Exercise data =>
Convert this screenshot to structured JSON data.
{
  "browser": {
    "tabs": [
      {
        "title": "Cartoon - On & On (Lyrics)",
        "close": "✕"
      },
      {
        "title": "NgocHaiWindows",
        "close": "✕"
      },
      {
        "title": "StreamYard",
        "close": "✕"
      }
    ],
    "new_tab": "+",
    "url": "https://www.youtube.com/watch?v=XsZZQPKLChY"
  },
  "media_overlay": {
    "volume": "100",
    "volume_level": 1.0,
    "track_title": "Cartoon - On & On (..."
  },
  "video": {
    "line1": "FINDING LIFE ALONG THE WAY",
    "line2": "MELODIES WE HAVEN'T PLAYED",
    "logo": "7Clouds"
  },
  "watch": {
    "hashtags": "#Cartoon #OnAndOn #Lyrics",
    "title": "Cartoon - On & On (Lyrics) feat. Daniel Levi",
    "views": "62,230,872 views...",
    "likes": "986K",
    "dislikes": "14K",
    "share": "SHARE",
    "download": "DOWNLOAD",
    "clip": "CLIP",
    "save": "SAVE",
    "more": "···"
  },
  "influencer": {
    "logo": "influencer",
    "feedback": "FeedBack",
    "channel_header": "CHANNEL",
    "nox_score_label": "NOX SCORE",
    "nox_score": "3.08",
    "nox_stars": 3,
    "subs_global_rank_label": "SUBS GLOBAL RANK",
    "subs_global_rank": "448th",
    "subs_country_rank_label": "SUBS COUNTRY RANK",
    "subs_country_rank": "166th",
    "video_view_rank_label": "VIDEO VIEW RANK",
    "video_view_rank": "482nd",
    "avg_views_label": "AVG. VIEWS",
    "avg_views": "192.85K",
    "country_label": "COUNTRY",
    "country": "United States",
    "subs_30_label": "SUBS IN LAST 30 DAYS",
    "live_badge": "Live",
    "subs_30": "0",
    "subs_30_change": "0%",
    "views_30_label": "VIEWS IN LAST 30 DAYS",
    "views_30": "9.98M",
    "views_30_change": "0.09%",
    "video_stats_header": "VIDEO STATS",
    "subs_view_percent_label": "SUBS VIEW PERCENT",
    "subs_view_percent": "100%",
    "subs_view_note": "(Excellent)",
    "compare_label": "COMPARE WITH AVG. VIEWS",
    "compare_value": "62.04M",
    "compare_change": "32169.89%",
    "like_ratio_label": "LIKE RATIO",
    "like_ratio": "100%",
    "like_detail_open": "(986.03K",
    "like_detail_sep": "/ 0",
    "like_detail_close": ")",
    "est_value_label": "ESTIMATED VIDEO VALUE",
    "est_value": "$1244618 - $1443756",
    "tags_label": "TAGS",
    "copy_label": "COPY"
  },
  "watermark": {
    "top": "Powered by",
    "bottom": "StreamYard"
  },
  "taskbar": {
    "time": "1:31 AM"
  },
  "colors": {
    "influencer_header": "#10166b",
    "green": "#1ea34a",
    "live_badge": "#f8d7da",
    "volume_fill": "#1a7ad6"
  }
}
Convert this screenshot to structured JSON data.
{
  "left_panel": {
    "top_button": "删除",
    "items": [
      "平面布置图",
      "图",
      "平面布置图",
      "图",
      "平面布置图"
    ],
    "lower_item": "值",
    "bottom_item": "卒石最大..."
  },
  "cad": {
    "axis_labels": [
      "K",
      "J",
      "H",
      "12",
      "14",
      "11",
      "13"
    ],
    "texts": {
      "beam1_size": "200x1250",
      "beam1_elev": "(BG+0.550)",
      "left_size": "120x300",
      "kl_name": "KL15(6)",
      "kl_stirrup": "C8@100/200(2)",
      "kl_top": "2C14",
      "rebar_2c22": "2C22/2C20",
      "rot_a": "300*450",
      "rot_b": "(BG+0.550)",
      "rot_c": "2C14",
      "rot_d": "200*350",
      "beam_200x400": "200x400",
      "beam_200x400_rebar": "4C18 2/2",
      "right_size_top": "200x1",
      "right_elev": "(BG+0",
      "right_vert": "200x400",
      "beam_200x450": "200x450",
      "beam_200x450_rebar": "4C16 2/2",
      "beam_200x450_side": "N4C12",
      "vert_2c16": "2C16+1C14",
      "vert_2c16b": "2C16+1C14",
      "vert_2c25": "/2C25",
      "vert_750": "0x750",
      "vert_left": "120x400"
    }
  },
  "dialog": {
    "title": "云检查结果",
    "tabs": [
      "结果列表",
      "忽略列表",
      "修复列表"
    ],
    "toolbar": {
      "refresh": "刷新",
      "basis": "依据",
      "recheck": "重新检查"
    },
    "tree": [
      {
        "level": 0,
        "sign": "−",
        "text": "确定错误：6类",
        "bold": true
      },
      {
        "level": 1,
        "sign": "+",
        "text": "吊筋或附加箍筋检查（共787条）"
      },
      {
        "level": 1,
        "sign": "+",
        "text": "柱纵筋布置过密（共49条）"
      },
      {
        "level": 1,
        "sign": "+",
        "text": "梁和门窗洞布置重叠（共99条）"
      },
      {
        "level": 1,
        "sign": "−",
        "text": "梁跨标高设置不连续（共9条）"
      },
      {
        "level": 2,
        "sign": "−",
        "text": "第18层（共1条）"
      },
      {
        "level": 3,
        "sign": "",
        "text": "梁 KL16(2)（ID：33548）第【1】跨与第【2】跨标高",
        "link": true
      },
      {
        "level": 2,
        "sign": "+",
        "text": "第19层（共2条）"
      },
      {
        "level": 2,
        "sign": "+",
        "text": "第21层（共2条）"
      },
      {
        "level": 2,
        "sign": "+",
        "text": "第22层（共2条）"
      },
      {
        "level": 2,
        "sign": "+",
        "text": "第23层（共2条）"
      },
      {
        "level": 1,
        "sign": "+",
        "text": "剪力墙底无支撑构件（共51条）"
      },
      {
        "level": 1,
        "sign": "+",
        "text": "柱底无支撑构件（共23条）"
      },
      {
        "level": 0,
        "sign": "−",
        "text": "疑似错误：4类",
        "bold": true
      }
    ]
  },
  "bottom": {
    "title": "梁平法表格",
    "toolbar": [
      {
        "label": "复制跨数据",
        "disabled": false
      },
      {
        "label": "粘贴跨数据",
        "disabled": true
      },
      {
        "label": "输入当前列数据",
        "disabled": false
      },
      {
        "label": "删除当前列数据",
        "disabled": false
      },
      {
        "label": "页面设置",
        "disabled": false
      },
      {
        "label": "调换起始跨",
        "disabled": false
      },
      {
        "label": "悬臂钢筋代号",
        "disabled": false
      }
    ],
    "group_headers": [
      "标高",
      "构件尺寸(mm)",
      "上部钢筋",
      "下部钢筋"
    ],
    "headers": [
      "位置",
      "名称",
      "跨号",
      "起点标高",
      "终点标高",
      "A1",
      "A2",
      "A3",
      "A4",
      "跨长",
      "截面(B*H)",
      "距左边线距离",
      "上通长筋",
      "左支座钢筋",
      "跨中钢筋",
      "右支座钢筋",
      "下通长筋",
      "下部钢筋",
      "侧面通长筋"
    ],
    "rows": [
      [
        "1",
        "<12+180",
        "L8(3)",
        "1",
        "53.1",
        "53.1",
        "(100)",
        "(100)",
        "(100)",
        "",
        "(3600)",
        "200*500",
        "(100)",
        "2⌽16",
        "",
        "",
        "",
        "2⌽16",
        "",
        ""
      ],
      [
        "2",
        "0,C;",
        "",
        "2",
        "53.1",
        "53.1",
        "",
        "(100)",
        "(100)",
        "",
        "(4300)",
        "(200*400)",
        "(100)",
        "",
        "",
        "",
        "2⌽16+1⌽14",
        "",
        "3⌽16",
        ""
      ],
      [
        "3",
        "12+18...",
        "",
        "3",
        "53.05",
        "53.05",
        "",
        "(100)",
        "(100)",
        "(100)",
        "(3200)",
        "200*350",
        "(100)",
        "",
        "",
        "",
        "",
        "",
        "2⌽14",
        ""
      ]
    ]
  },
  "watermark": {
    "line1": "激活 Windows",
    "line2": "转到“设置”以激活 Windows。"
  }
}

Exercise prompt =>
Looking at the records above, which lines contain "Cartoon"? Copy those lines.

Completed task =>
        "title": "Cartoon - On & On (Lyrics)",
    "track_title": "Cartoon - On & On (..."
    "hashtags": "#Cartoon #OnAndOn #Lyrics",
    "title": "Cartoon - On & On (Lyrics) feat. Daniel Levi",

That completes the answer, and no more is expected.